Oswalt is gone this year, of course, but it’s still well possible that Houston’s string could continue; both Wandy Rodriguez (8th 2009) and Brett Myers (3rd 2005, 5th 2006) have been top 10 strikeout guys before. With 158 SO in 153.2 IP last season, Bud Norris is certainly capable too, if he can stay consistent in 2011.
The truly legendary, dominant strikeout pitcher was missing from baseball last year, following Randy Johnson’s retirement in 2009. The current active pitcher with the most Ks in a season is Justin Verlander, with 269 in ’09, and the active career leader is either Jamie Moyer (if he pitches this year) at #36 all-time, or else Javier Vasquez at #40. Tim Lincecum and Johan Santana are probably the poster strikeout guys now, but both recorded only (“only”) 265 in their respective best seasons so far. Santana, by the way… is of course also an Astros farm product, though he never pitched in Houston before famously being lost to Minnesota.
No real point to this post other than that – just interesting historical analysis. I’ll be very interested to see where the next 300 K guy comes from. Have we seen him yet (Strasburg?), or is he yet to come?
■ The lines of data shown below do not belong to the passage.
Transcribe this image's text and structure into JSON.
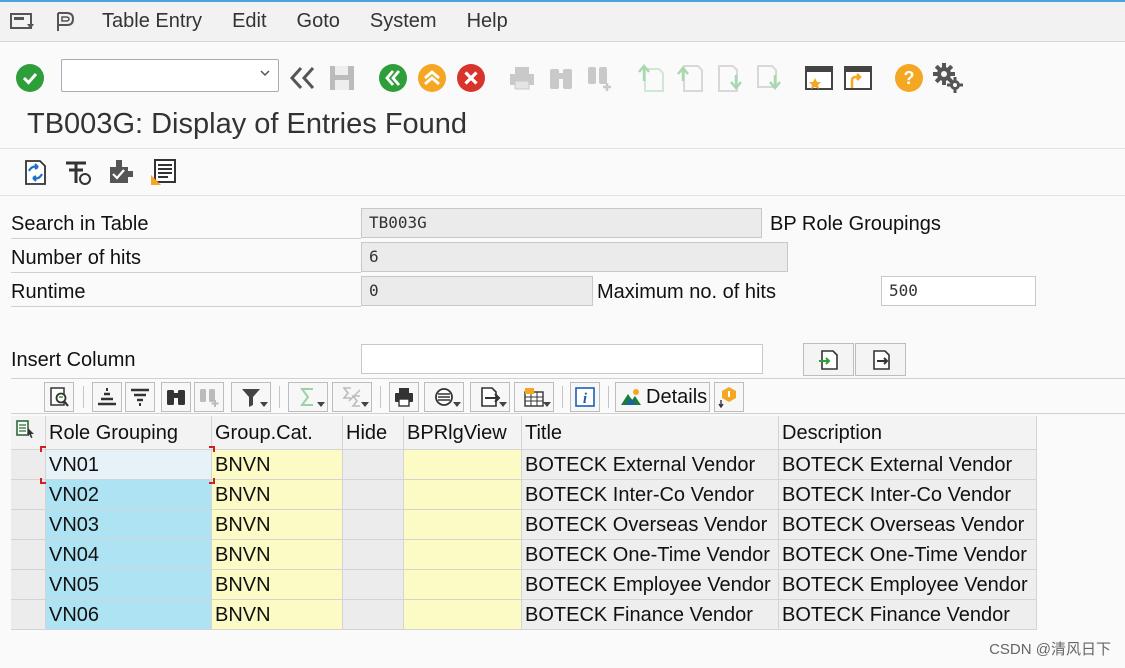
{
  "menubar": {
    "items": [
      {
        "label": "Table Entry"
      },
      {
        "label": "Edit"
      },
      {
        "label": "Goto"
      },
      {
        "label": "System"
      },
      {
        "label": "Help"
      }
    ]
  },
  "toolbar": {
    "command_field_value": ""
  },
  "page_title": "TB003G: Display of Entries Found",
  "form": {
    "search_in_table_label": "Search in Table",
    "search_in_table_value": "TB003G",
    "table_description": "BP Role Groupings",
    "number_of_hits_label": "Number of hits",
    "number_of_hits_value": "6",
    "runtime_label": "Runtime",
    "runtime_value": "0",
    "max_hits_label": "Maximum no. of hits",
    "max_hits_value": "500",
    "insert_column_label": "Insert Column",
    "insert_column_value": ""
  },
  "alv_toolbar": {
    "details_label": "Details"
  },
  "grid": {
    "columns": [
      "Role Grouping",
      "Group.Cat.",
      "Hide",
      "BPRlgView",
      "Title",
      "Description"
    ],
    "rows": [
      [
        "VN01",
        "BNVN",
        "",
        "",
        "BOTECK External Vendor",
        "BOTECK External Vendor"
      ],
      [
        "VN02",
        "BNVN",
        "",
        "",
        "BOTECK Inter-Co Vendor",
        "BOTECK Inter-Co Vendor"
      ],
      [
        "VN03",
        "BNVN",
        "",
        "",
        "BOTECK Overseas Vendor",
        "BOTECK Overseas Vendor"
      ],
      [
        "VN04",
        "BNVN",
        "",
        "",
        "BOTECK One-Time Vendor",
        "BOTECK One-Time Vendor"
      ],
      [
        "VN05",
        "BNVN",
        "",
        "",
        "BOTECK Employee Vendor",
        "BOTECK Employee Vendor"
      ],
      [
        "VN06",
        "BNVN",
        "",
        "",
        "BOTECK Finance Vendor",
        "BOTECK Finance Vendor"
      ]
    ]
  },
  "watermark": "CSDN @清风日下",
  "colors": {
    "key_column": "#aee3f4",
    "yellow_column": "#fdfbc5",
    "ok_green": "#2e9e3a",
    "back_green": "#2e9e3a",
    "up_orange": "#f5a623",
    "cancel_red": "#d9342b",
    "help_orange": "#f5a623"
  },
  "icons": {
    "menu": "sap-menu-icon",
    "enter": "enter-check-icon",
    "save": "save-icon",
    "back": "back-icon",
    "exit": "exit-icon",
    "cancel": "cancel-icon",
    "print": "print-icon",
    "find": "find-icon",
    "find_next": "find-next-icon",
    "first_page": "first-page-icon",
    "prev_page": "previous-page-icon",
    "next_page": "next-page-icon",
    "last_page": "last-page-icon",
    "new_session": "new-session-icon",
    "shortcut": "create-shortcut-icon",
    "help": "help-icon",
    "settings": "customize-layout-icon"
  }
}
0-1

Woe and agony! Darkness and despair! The team that Cecil Cooper predicted would win at least 90 games has dug itself a hole and is on the verge of missing that mark, if they drop but 72 more. Of course, we started the spring with a win, then took 19 consecutive non-wins to follow, so maybe the guys are onto something here. The ’05 World Series team started the season with a loss, too, and Zachary Levine points out that this is actually the most offense the Astros have mustered on Opening Day in at least the last five years. Oswalt didn’t pitch poorly, the team didn’t play poorly, so there’s really not much to complain about after last night, aside from the failure to pick up a “W.”

At least it wasn’t a collapse on the scale of C.C. Sabathia, who needed to pitch a perfect game with 27 strikeouts on 81 pitches and hit five home runs as his own DH to live up to expectations. It’s only one game.

bloody-sock-2.jpgBusyness at work and craziness of life outside of work have conspired to limit my time here, and the week I spent in Philadelphia threw off my groove. I had been meaning to post a nice tribute to ex-Astro Curt Schilling, who announced his retirement while I was in Philly, but I never found the time to write it. Unless Luis Gonzalez catches on with another team, Schilling was the last of the 1991 Houston Astros, who are still one of my favorite Astros teams in spite of sporting the worst record in Houston history. Schilling had a lot to figure out early in his career, which is why he never caught on in Baltimore or Houston, but once he found himself, he developed into a modern baseball legend. Even with “only” 216 career wins, I strongly believe he should be a shoo-in for the Hall of Fame. He played the game the right way. We’ll miss you, Curt.

I’ll still be around here as I can. Wandy tonight, and I smell a win.

Photo credit: http://fullcountpitch.com/wp-content/uploads/2009/03/bloody-sock-2.jpg